__TASK TO COMPLETE__
Your answer must be the full listing, repeated word for word.
Start of SUPPLIED MATERIAL
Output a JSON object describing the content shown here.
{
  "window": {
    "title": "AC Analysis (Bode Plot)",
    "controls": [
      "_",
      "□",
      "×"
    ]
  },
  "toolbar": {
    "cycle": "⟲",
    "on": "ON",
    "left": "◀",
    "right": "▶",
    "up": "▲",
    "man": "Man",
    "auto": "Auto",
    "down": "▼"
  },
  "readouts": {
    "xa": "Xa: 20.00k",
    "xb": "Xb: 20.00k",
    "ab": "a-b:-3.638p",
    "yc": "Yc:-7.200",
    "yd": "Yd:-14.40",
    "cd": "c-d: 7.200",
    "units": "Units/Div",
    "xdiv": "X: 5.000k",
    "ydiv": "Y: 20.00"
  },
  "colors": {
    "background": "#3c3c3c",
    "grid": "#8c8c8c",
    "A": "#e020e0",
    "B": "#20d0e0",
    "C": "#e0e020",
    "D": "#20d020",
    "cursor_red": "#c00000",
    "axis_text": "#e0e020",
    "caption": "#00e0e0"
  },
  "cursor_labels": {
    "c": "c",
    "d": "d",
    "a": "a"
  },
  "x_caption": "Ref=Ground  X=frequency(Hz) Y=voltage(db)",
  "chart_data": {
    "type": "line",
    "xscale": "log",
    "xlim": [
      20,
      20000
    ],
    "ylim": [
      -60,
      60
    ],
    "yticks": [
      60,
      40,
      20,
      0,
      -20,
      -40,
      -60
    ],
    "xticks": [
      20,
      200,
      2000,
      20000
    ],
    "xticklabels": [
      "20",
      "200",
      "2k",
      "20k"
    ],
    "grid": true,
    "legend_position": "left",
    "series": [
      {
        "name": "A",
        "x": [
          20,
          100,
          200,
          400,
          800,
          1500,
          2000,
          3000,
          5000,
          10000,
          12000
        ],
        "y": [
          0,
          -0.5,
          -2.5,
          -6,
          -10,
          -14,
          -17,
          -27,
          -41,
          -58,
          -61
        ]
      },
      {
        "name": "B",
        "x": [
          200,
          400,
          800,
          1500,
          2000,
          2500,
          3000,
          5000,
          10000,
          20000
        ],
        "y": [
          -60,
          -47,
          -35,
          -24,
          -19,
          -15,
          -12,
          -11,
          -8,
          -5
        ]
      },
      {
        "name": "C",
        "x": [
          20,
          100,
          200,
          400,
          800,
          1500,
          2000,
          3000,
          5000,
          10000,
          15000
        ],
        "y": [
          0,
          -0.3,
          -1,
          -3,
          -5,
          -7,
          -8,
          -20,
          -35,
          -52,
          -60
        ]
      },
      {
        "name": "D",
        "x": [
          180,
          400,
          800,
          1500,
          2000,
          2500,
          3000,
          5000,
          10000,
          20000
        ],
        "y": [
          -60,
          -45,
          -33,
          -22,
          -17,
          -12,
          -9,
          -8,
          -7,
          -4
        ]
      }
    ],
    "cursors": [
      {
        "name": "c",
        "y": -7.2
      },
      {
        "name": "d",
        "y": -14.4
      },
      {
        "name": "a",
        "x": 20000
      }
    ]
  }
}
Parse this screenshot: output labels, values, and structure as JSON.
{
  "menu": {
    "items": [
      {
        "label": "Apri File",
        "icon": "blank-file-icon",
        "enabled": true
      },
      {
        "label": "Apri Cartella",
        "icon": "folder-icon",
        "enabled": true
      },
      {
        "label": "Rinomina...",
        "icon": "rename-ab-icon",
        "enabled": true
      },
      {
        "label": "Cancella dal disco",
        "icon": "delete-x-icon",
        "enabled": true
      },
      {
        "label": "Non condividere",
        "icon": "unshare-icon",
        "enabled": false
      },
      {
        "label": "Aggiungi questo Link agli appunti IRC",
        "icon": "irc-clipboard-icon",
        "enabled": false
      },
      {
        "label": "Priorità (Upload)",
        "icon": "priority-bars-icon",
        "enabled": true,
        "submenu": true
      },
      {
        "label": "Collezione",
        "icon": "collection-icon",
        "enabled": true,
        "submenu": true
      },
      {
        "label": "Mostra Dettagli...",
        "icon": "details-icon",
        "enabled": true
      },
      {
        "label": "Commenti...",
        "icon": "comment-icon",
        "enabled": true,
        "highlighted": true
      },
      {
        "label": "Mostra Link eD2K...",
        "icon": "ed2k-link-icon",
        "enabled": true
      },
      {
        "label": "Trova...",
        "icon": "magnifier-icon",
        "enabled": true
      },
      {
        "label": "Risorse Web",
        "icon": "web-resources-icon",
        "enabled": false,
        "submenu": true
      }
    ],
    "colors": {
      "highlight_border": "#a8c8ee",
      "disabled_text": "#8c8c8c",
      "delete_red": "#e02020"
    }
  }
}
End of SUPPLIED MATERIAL
__TASK ANSWER__
Output a JSON object describing the content shown here.
{
  "window": {
    "title": "AC Analysis (Bode Plot)",
    "controls": [
      "_",
      "□",
      "×"
    ]
  },
  "toolbar": {
    "cycle": "⟲",
    "on": "ON",
    "left": "◀",
    "right": "▶",
    "up": "▲",
    "man": "Man",
    "auto": "Auto",
    "down": "▼"
  },
  "readouts": {
    "xa": "Xa: 20.00k",
    "xb": "Xb: 20.00k",
    "ab": "a-b:-3.638p",
    "yc": "Yc:-7.200",
    "yd": "Yd:-14.40",
    "cd": "c-d: 7.200",
    "units": "Units/Div",
    "xdiv": "X: 5.000k",
    "ydiv": "Y: 20.00"
  },
  "colors": {
    "background": "#3c3c3c",
    "grid": "#8c8c8c",
    "A": "#e020e0",
    "B": "#20d0e0",
    "C": "#e0e020",
    "D": "#20d020",
    "cursor_red": "#c00000",
    "axis_text": "#e0e020",
    "caption": "#00e0e0"
  },
  "cursor_labels": {
    "c": "c",
    "d": "d",
    "a": "a"
  },
  "x_caption": "Ref=Ground  X=frequency(Hz) Y=voltage(db)",
  "chart_data": {
    "type": "line",
    "xscale": "log",
    "xlim": [
      20,
      20000
    ],
    "ylim": [
      -60,
      60
    ],
    "yticks": [
      60,
      40,
      20,
      0,
      -20,
      -40,
      -60
    ],
    "xticks": [
      20,
      200,
      2000,
      20000
    ],
    "xticklabels": [
      "20",
      "200",
      "2k",
      "20k"
    ],
    "grid": true,
    "legend_position": "left",
    "series": [
      {
        "name": "A",
        "x": [
          20,
          100,
          200,
          400,
          800,
          1500,
          2000,
          3000,
          5000,
          10000,
          12000
        ],
        "y": [
          0,
          -0.5,
          -2.5,
          -6,
          -10,
          -14,
          -17,
          -27,
          -41,
          -58,
          -61
        ]
      },
      {
        "name": "B",
        "x": [
          200,
          400,
          800,
          1500,
          2000,
          2500,
          3000,
          5000,
          10000,
          20000
        ],
        "y": [
          -60,
          -47,
          -35,
          -24,
          -19,
          -15,
          -12,
          -11,
          -8,
          -5
        ]
      },
      {
        "name": "C",
        "x": [
          20,
          100,
          200,
          400,
          800,
          1500,
          2000,
          3000,
          5000,
          10000,
          15000
        ],
        "y": [
          0,
          -0.3,
          -1,
          -3,
          -5,
          -7,
          -8,
          -20,
          -35,
          -52,
          -60
        ]
      },
      {
        "name": "D",
        "x": [
          180,
          400,
          800,
          1500,
          2000,
          2500,
          3000,
          5000,
          10000,
          20000
        ],
        "y": [
          -60,
          -45,
          -33,
          -22,
          -17,
          -12,
          -9,
          -8,
          -7,
          -4
        ]
      }
    ],
    "cursors": [
      {
        "name": "c",
        "y": -7.2
      },
      {
        "name": "d",
        "y": -14.4
      },
      {
        "name": "a",
        "x": 20000
      }
    ]
  }
}
Parse this screenshot: output labels, values, and structure as JSON.
{
  "menu": {
    "items": [
      {
        "label": "Apri File",
        "icon": "blank-file-icon",
        "enabled": true
      },
      {
        "label": "Apri Cartella",
        "icon": "folder-icon",
        "enabled": true
      },
      {
        "label": "Rinomina...",
        "icon": "rename-ab-icon",
        "enabled": true
      },
      {
        "label": "Cancella dal disco",
        "icon": "delete-x-icon",
        "enabled": true
      },
      {
        "label": "Non condividere",
        "icon": "unshare-icon",
        "enabled": false
      },
      {
        "label": "Aggiungi questo Link agli appunti IRC",
        "icon": "irc-clipboard-icon",
        "enabled": false
      },
      {
        "label": "Priorità (Upload)",
        "icon": "priority-bars-icon",
        "enabled": true,
        "submenu": true
      },
      {
        "label": "Collezione",
        "icon": "collection-icon",
        "enabled": true,
        "submenu": true
      },
      {
        "label": "Mostra Dettagli...",
        "icon": "details-icon",
        "enabled": true
      },
      {
        "label": "Commenti...",
        "icon": "comment-icon",
        "enabled": true,
        "highlighted": true
      },
      {
        "label": "Mostra Link eD2K...",
        "icon": "ed2k-link-icon",
        "enabled": true
      },
      {
        "label": "Trova...",
        "icon": "magnifier-icon",
        "enabled": true
      },
      {
        "label": "Risorse Web",
        "icon": "web-resources-icon",
        "enabled": false,
        "submenu": true
      }
    ],
    "colors": {
      "highlight_border": "#a8c8ee",
      "disabled_text": "#8c8c8c",
      "delete_red": "#e02020"
    }
  }
}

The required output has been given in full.